The grounding of the 737 Max has led to increased demands for older jets!
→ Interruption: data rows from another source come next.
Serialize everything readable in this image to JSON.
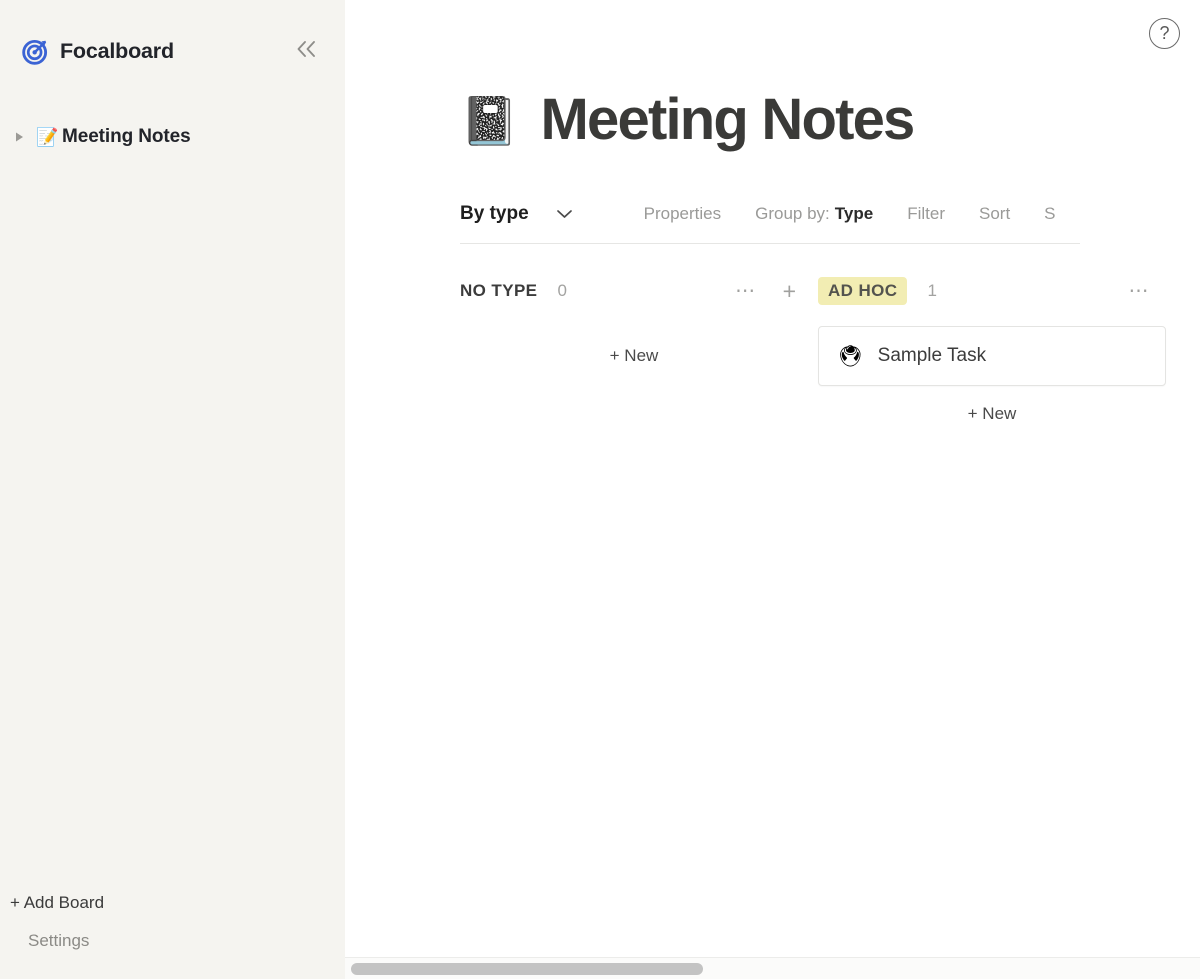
{
  "app": {
    "brand_name": "Focalboard",
    "brand_logo_icon": "target-dart-logo",
    "collapse_icon": "double-chevron-left-icon"
  },
  "sidebar": {
    "boards": [
      {
        "caret_icon": "caret-right-icon",
        "emoji": "📝",
        "emoji_icon": "memo-emoji",
        "label": "Meeting Notes"
      }
    ],
    "add_board_label": "+ Add Board",
    "settings_label": "Settings"
  },
  "topbar": {
    "help_label": "?",
    "help_icon": "question-mark-circle-icon"
  },
  "board": {
    "emoji": "📓",
    "emoji_icon": "notebook-emoji",
    "title": "Meeting Notes"
  },
  "toolbar": {
    "view_name": "By type",
    "chevron_icon": "chevron-down-icon",
    "properties_label": "Properties",
    "group_by_prefix": "Group by:",
    "group_by_value": "Type",
    "filter_label": "Filter",
    "sort_label": "Sort",
    "search_label": "S"
  },
  "kanban": {
    "new_label": "+ New",
    "menu_icon": "ellipsis-horizontal-icon",
    "add_icon": "plus-icon",
    "columns": [
      {
        "title": "NO TYPE",
        "count": "0",
        "is_badge": false,
        "badge_color": "",
        "has_add": true,
        "cards": []
      },
      {
        "title": "AD HOC",
        "count": "1",
        "is_badge": true,
        "badge_color": "#f2edb3",
        "has_add": false,
        "cards": [
          {
            "emoji": "🖲",
            "emoji_icon": "trackball-emoji",
            "title": "Sample Task"
          }
        ]
      }
    ]
  },
  "scrollbar": {
    "orientation": "horizontal",
    "thumb_label": ""
  },
  "colors": {
    "sidebar_bg": "#f5f4f0",
    "main_bg": "#ffffff",
    "brand_blue": "#3b63d4",
    "text_dark": "#22242a",
    "text_muted": "#9a9a98",
    "badge_yellow": "#f2edb3"
  }
}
The worldwide grounding of the Boeing 737 Max aircraft has led to airlines moving towards older jets to meet growing demands. With the grounding of the aircraft, leasing firms have seen an increased demand for older 737 planes. Phil Seymour the CEO of a London-based aerospace consulting firm IBA, said: “Used 800s are like gold dust at the moment” referring to the older model of the aircraft, the Boeing 737-800. He has estimated that lease rates for 24 months or less, for some older 737 planes have gone up 40%, to about $300,000 ever since regulators grounded the 737 Max in March. The aircraft was grounded after two fatal crashes that claimed 346 lives. Airlines were relying on the fuel-efficient 737 Max for the busy mid-year vacation season. According to the International Air Transport Association, air travel demand rose to around 5% in the first half of the year 2019 from a year ago. Michael Inglese the CEO of Aircastle said, customers whose leases on old 737 are expiring are extending their agreements. Aircastle does not have any 737 Max aircraft and neither do they have any order. Initially, in March, customers expected the jets to return for operations, but now carriers debating on how to address the prolonged grounding of the aircraft. The single-aisle jet that can fit more than 150 passengers and can fly short and medium-haul flights has undoubtedly been a staple of airline fleets for over 50 years. Many airlines that solely fly 737s are now holding on to older planes longer. Many leasing firms have said that they do not have any 737-800s or other previous models for lease, but few airlines are still putting an effort and trying. “Fly has already leased all of its Boeing 737s this year,” said Colm Barrington the CEO of an aircraft leasing company called Fly Leasing. He also said that they are seeing strong demand for Boeing 737-800s. Boeing is holding back deliveries of the 737 Max ever since the grounding of the aircraft began. In the second quarter, it took a $4.9 billion charge, an estimate of compensation airlines and other Max customers will receive.